Nurses are feeling burnt out as they work unpaid overtime, including double shifts, with more than half planning to leave the industry within five years, a new survey in South Australia has revealed.
The survey of 3000 nurses over a six-week period in May and June came as the state's health system is under increasing pressure from the COVID-19 pandemic prompting unprecedented levels of fatigue, the Australian Nursing and Midwifery Federation says.
It found that 70 per cent reported working unpaid overtime while 56 per cent of nurses intended to leave at a time when public health was already dangerously understaffed, under-resourced and struggling to cope with demand.
"We are facing a generational loss of younger nurses and midwives because of the pressure placed on them by the system to work in such demanding and fatiguing environments,'' SA branch chief executive Elizabeth Dabars said.
"We have grave concerns for workforce capacity in the future which is intrinsically linked to burnout and fatigue."
Ms Dabars said Health Workforce Australia in 2014 projected a national shortfall of about 85,000 nurses and midwives by 2025 and 123,000 nurses and midwives by 2030 yet there was nothing being done to build the future workforce.
"Much of the fatigue being experienced now has arisen from shortages in the workforce, not due to COVID alone but through health system managers and governments being asleep at the wheel," she said.
"Less than half of graduates from our universities are able to enter into graduate programs within the public health system, meaning that we run the risk of losing them to interstate or overseas employment.
"We have clear shortages in areas such as mental health, critical care, emergency nursing, peri-operative care and midwifery.
"The chronic issue of fatigue and burnout amongst nurses and midwives has never been in such urgent need of redress as it is right now."
Health Minister Stephen Wade said pressures on the health system and the workforce were being seen right across the country.
"Whether it's a low COVID state or an outbreak state, there's been significant demands on the hospital network," he said.
The minister said efforts were already underway to recruit an extra 150 nurses in the Central Adelaide Local Health Network.
"We take the workforce needs very seriously," he said.
Premier Steven Marshall said all nurses had done a fantastic job in keeping South Australians safe during the pandemic.
"They've had to work long hours.
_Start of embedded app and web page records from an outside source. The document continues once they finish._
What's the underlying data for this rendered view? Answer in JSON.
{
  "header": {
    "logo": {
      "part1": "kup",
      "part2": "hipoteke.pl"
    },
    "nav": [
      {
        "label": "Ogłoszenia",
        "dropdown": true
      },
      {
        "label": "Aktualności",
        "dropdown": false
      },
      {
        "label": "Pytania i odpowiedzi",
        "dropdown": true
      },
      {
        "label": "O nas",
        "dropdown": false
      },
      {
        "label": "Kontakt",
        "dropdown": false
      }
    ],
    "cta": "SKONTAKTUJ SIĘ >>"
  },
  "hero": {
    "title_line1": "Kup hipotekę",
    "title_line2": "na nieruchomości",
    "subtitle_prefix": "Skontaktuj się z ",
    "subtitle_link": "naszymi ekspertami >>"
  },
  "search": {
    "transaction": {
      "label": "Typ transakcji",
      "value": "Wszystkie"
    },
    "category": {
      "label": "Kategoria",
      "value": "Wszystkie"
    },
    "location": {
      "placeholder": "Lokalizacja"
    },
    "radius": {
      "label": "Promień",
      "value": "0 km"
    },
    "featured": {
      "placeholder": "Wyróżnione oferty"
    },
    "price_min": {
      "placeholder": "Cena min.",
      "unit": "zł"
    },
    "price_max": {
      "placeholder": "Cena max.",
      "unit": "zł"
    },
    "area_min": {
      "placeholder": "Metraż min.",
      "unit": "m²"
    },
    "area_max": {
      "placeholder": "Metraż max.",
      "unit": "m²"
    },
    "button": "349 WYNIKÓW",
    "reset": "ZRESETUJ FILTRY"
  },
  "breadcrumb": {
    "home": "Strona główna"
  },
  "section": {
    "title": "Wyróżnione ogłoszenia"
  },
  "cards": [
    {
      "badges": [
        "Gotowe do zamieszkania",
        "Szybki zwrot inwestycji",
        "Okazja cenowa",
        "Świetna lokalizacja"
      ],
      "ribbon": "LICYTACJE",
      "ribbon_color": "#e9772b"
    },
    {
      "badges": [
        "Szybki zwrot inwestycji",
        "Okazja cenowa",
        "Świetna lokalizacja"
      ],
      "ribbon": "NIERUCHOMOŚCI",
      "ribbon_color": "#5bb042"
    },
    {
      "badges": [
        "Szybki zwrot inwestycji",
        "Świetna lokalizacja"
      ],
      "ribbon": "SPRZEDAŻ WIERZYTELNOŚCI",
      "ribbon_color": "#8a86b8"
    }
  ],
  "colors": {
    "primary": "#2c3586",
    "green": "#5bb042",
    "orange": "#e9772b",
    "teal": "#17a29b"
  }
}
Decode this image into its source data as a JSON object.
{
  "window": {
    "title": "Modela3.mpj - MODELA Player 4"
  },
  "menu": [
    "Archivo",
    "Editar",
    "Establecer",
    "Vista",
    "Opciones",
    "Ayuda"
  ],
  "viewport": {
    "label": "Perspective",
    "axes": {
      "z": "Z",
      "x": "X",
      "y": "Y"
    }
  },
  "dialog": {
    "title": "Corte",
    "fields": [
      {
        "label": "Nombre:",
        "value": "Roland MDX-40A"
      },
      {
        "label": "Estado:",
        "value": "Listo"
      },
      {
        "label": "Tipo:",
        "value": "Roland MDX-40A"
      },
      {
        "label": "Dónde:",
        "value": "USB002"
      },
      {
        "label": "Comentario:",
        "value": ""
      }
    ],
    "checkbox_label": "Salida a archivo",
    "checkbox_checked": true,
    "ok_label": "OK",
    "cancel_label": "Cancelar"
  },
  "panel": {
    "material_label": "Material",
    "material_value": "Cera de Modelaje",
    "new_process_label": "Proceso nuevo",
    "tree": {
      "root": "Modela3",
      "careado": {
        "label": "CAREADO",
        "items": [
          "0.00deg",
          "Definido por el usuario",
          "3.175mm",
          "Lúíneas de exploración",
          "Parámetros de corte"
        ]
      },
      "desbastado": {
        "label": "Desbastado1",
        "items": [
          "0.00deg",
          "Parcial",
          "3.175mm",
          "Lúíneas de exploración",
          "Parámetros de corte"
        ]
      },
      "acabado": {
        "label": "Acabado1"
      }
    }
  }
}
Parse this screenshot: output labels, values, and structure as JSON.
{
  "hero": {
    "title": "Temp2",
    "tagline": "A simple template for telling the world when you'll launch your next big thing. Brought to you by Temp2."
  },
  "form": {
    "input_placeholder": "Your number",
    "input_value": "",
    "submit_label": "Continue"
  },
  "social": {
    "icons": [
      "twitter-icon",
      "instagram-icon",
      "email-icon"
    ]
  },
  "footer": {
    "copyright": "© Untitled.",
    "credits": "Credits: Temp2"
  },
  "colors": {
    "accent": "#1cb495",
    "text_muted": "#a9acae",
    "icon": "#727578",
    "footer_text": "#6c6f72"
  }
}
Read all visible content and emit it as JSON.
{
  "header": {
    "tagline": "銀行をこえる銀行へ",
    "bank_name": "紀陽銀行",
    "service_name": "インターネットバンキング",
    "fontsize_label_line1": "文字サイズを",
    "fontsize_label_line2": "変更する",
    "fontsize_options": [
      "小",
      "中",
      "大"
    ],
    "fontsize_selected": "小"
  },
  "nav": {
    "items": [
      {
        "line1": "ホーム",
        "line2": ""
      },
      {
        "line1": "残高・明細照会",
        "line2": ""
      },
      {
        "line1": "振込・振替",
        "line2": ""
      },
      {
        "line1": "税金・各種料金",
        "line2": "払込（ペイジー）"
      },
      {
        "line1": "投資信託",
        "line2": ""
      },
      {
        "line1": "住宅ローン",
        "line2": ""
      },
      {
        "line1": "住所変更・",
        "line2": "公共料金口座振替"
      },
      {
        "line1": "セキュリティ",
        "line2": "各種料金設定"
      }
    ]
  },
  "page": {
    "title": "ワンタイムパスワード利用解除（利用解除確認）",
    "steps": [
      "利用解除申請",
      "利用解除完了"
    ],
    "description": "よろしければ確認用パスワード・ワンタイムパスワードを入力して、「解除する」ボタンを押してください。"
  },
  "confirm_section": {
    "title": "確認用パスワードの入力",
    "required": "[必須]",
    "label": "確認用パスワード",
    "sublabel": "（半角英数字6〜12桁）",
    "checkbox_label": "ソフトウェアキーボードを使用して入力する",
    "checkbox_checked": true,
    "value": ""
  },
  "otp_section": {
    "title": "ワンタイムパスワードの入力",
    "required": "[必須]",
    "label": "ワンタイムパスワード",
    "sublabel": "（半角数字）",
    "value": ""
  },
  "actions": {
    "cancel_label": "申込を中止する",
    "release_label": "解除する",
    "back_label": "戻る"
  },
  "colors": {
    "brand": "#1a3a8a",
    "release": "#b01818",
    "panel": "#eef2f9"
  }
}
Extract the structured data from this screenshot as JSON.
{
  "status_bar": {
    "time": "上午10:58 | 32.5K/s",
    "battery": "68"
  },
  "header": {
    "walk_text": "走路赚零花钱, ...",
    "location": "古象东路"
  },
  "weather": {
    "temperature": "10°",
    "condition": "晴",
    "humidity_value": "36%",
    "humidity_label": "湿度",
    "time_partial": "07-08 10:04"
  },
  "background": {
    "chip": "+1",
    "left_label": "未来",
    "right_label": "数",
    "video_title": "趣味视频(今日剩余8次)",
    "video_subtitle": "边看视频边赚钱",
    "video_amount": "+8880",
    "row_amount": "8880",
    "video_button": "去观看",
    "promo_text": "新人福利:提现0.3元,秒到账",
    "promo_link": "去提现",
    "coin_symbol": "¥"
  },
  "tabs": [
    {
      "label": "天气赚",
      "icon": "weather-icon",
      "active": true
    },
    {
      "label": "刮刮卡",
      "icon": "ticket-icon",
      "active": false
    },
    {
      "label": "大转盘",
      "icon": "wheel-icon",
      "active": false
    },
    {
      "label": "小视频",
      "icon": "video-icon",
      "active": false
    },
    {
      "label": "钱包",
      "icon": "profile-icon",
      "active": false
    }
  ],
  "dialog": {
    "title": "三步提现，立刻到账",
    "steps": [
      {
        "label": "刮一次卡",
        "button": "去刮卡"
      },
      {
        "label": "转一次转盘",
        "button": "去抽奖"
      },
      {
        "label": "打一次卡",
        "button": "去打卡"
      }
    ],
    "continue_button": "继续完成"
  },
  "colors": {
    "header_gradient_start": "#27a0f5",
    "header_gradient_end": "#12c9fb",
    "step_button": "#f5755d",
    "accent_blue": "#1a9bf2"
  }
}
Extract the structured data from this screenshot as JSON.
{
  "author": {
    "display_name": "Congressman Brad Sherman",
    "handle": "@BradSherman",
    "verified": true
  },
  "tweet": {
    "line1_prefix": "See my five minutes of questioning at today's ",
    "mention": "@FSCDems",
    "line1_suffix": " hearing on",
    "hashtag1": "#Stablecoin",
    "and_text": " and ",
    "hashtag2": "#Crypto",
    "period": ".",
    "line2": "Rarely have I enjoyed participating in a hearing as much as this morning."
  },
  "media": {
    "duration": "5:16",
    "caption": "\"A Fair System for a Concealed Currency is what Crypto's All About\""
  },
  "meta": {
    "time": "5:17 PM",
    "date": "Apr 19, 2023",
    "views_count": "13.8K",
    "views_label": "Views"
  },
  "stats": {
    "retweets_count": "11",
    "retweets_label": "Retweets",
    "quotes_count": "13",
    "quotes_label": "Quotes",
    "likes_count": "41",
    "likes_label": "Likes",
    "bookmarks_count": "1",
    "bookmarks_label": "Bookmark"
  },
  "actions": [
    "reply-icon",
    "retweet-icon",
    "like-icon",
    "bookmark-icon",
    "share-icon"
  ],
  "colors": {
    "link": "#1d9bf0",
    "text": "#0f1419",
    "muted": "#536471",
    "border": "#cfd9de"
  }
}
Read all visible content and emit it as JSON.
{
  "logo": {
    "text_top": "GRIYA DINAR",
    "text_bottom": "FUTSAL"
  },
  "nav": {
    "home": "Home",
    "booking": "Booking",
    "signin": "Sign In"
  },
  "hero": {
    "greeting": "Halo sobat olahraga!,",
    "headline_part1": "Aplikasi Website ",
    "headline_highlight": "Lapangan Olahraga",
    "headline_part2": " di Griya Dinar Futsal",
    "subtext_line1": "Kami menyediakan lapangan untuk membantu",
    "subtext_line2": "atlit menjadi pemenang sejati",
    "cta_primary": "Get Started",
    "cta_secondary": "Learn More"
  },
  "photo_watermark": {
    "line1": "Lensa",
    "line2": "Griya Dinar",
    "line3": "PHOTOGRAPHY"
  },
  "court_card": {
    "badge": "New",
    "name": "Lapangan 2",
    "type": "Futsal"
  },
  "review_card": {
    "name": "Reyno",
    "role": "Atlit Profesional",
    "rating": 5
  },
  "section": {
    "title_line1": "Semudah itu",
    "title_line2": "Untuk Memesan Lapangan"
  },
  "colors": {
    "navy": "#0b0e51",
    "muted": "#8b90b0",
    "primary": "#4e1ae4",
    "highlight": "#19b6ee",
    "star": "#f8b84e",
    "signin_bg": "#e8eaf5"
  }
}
This is the same situation right around the country, right around the world," he said.
"Health professionals are in short supply."
Australian Associated Press